Every movement for a better world — civil rights, environmental, antiwar, animal lib — bumps up against the profit motive of capitalism, finds out how much/little is possible and then slinks back into ineffectiveness and irrelevance because, for these movements to progress any further, they must end capitalism. In my neck of the woods that means macho idiot savants conquer women and non-humans beings but refuse to fight the only battle that matters against the capitalist masters.
Anyway, thanks Senator McGovern for trying to stop the war, thanks for visiting impoverished areas of America in the 1960s and bringing them to the attention of the rest of the country and expanding the food stamp program in response, thanks for your first speech on the senate floor in 1963 criticizing Kennedy’s policy on Cuba and being the first senator to criticize the Vietnam War that same year, thanks for changing the equation about how the nation looks at food and health, even if it’s mostly in peoples’ minds and not their tongues. You probably outlived all those animal farmers who ousted you from office and I bet, no matter what physical condition you are in, you are more ethically fit than anyone in the current US Senate. Happy 90th!
And now, a coda. This is McGovern addressing his senate colleagues in 1970 for their lack of opposition to the Vietnam War. Imagine any of today’s venal, cowardly US Senators — working as they do for Lockheed, Israel and Wall Street — saying anything like this even though the words are more pertinent than ever:

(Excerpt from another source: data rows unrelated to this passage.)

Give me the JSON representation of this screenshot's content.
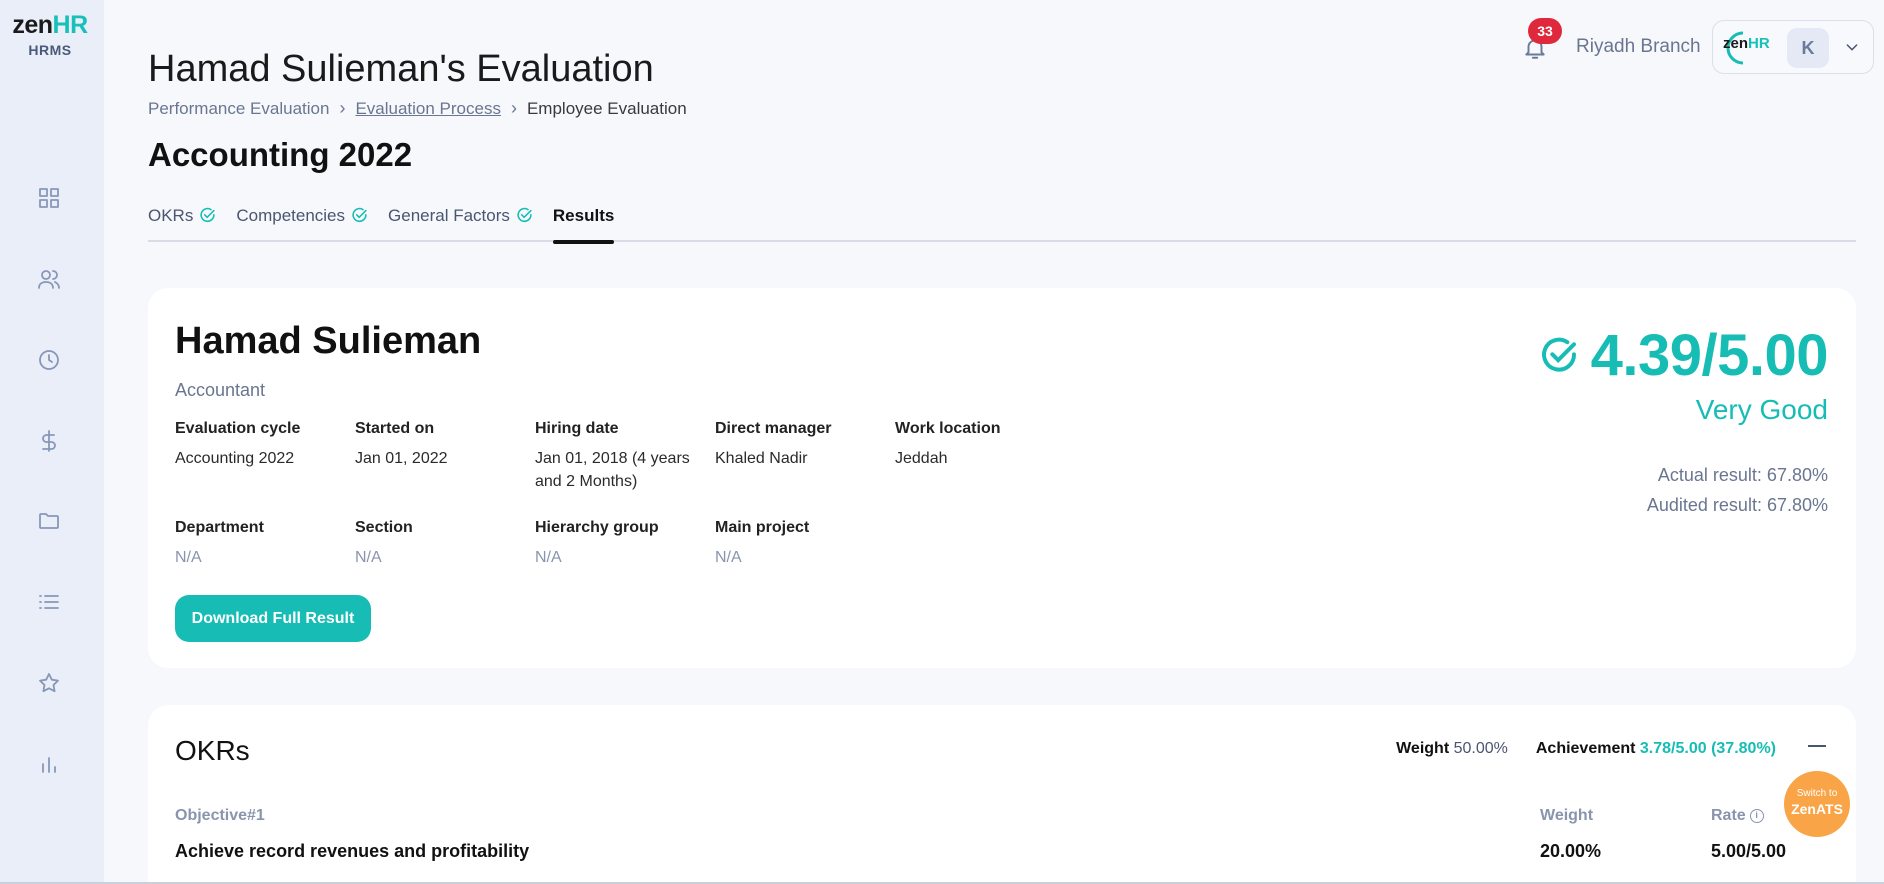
{
  "brand": {
    "logo_zen": "zen",
    "logo_hr": "HR",
    "subtitle": "HRMS"
  },
  "sidebar": {
    "icons": [
      "dashboard-icon",
      "people-icon",
      "clock-icon",
      "dollar-icon",
      "folder-icon",
      "list-icon",
      "star-icon",
      "chart-icon"
    ]
  },
  "header": {
    "title": "Hamad Sulieman's Evaluation",
    "breadcrumb": [
      "Performance Evaluation",
      "Evaluation Process",
      "Employee Evaluation"
    ],
    "subtitle": "Accounting 2022",
    "notifications_count": "33",
    "branch": "Riyadh Branch",
    "avatar_initial": "K",
    "mini_logo_zen": "zen",
    "mini_logo_hr": "HR"
  },
  "tabs": [
    {
      "label": "OKRs",
      "done": true
    },
    {
      "label": "Competencies",
      "done": true
    },
    {
      "label": "General Factors",
      "done": true
    },
    {
      "label": "Results",
      "active": true
    }
  ],
  "employee": {
    "name": "Hamad Sulieman",
    "role": "Accountant",
    "fields": [
      {
        "label": "Evaluation cycle",
        "value": "Accounting 2022"
      },
      {
        "label": "Started on",
        "value": "Jan 01, 2022"
      },
      {
        "label": "Hiring date",
        "value": "Jan 01, 2018 (4 years and 2 Months)"
      },
      {
        "label": "Direct manager",
        "value": "Khaled Nadir"
      },
      {
        "label": "Work location",
        "value": "Jeddah"
      },
      {
        "label": "Department",
        "value": "N/A"
      },
      {
        "label": "Section",
        "value": "N/A"
      },
      {
        "label": "Hierarchy group",
        "value": "N/A"
      },
      {
        "label": "Main project",
        "value": "N/A"
      }
    ],
    "download_label": "Download Full Result"
  },
  "result": {
    "score": "4.39/5.00",
    "rating": "Very Good",
    "actual": "Actual result: 67.80%",
    "audited": "Audited result: 67.80%"
  },
  "okrs": {
    "title": "OKRs",
    "weight_label": "Weight",
    "weight_value": "50.00%",
    "achievement_label": "Achievement",
    "achievement_value": "3.78/5.00 (37.80%)",
    "objective_head": "Objective#1",
    "weight_head": "Weight",
    "rate_head": "Rate",
    "objective_text": "Achieve record revenues and profitability",
    "objective_weight": "20.00%",
    "objective_rate": "5.00/5.00"
  },
  "switch": {
    "line1": "Switch to",
    "line2": "ZenATS"
  },
  "colors": {
    "accent": "#17bdb5",
    "badge": "#e0283c",
    "switch": "#f9a447"
  }
}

“Every Senator in this chamber is partly responsible for sending 50,000 young Americans to an early grave. This chamber reeks of blood. Every Senator here is partly responsible for that human wreckage at Walter Reed and Bethesda Naval and all across our land – young men without legs, or arms, or genitals, or faces or hopes. There are not very many of these blasted and broken boys who think this war is a glorious adventure. Do not talk to them about bugging out, or national honor or courage. It does not take any courage at all for a congressman, or a senator, or a president to wrap himself in the flag and say we are staying in Vietnam, because it is not our blood that is being shed. But we are responsible for those young men and their lives and their hopes. And if we do not end this damnable war those young men will some day curse us for our pitiful willingness to let the Executive carry the burden that the Constitution places on us.”

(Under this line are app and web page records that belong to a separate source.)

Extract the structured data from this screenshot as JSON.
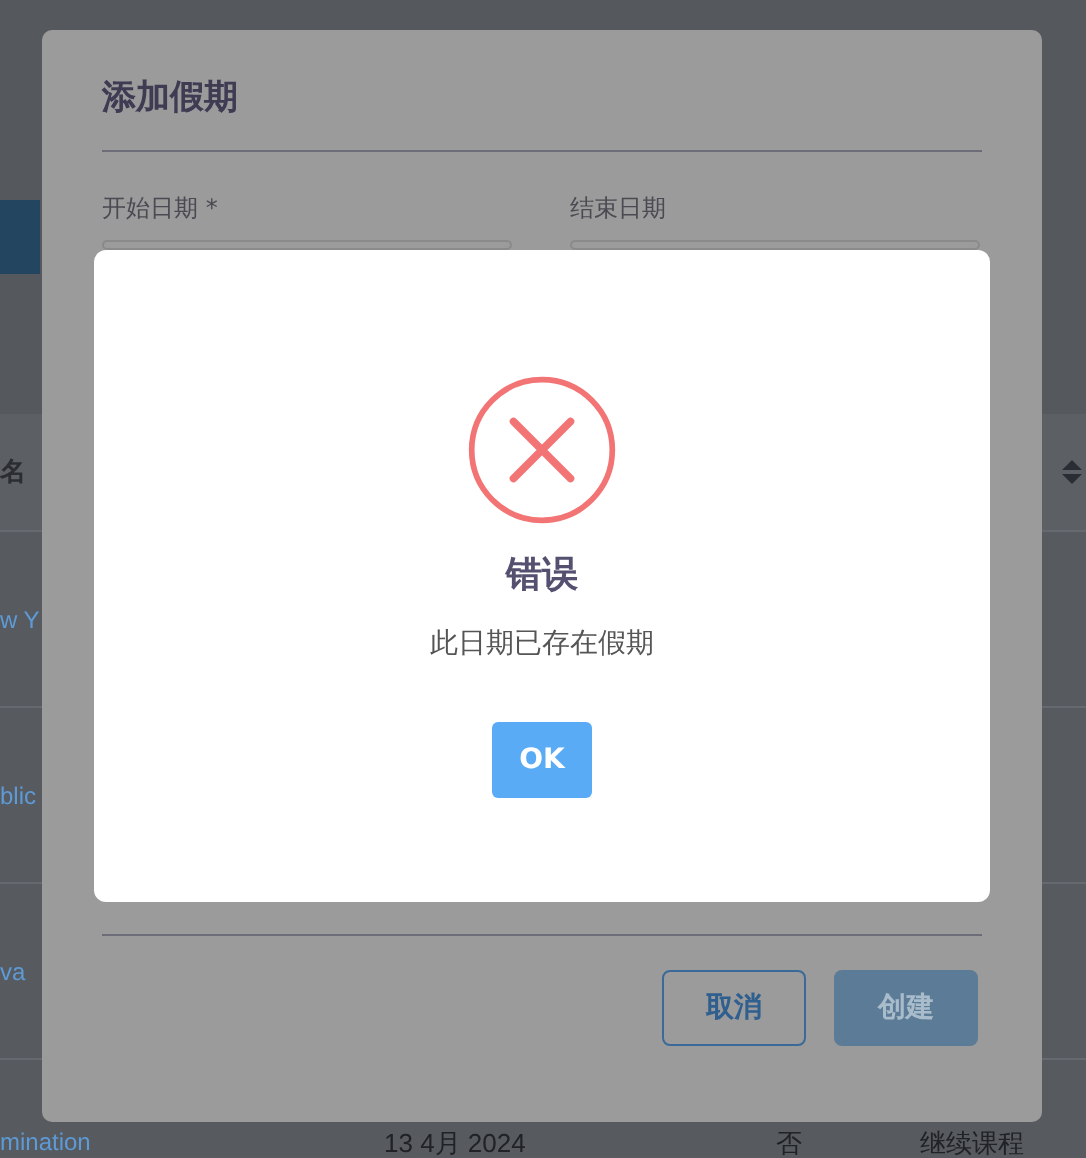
{
  "page": {
    "table": {
      "header": "名",
      "rows": [
        {
          "name": "w Y"
        },
        {
          "name": "blic"
        },
        {
          "name": "va"
        },
        {
          "name": "mination",
          "date": "13 4月 2024",
          "flag": "否",
          "action": "继续课程"
        }
      ]
    }
  },
  "dialog": {
    "title": "添加假期",
    "fields": [
      {
        "label": "开始日期 *"
      },
      {
        "label": "结束日期"
      }
    ],
    "buttons": [
      {
        "label": "取消",
        "kind": "outline"
      },
      {
        "label": "创建",
        "kind": "primary"
      }
    ]
  },
  "alert": {
    "kind": "error",
    "title": "错误",
    "message": "此日期已存在假期",
    "button": "OK"
  }
}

“This chamber reeks of blood.”
Unpopular, unconstitutional war waged by a murderous arrogant emperor with a compliant congress, a little somethin’ somethin’ we can believe in!
Randy Shields can be reached at firstname.lastname@example.org.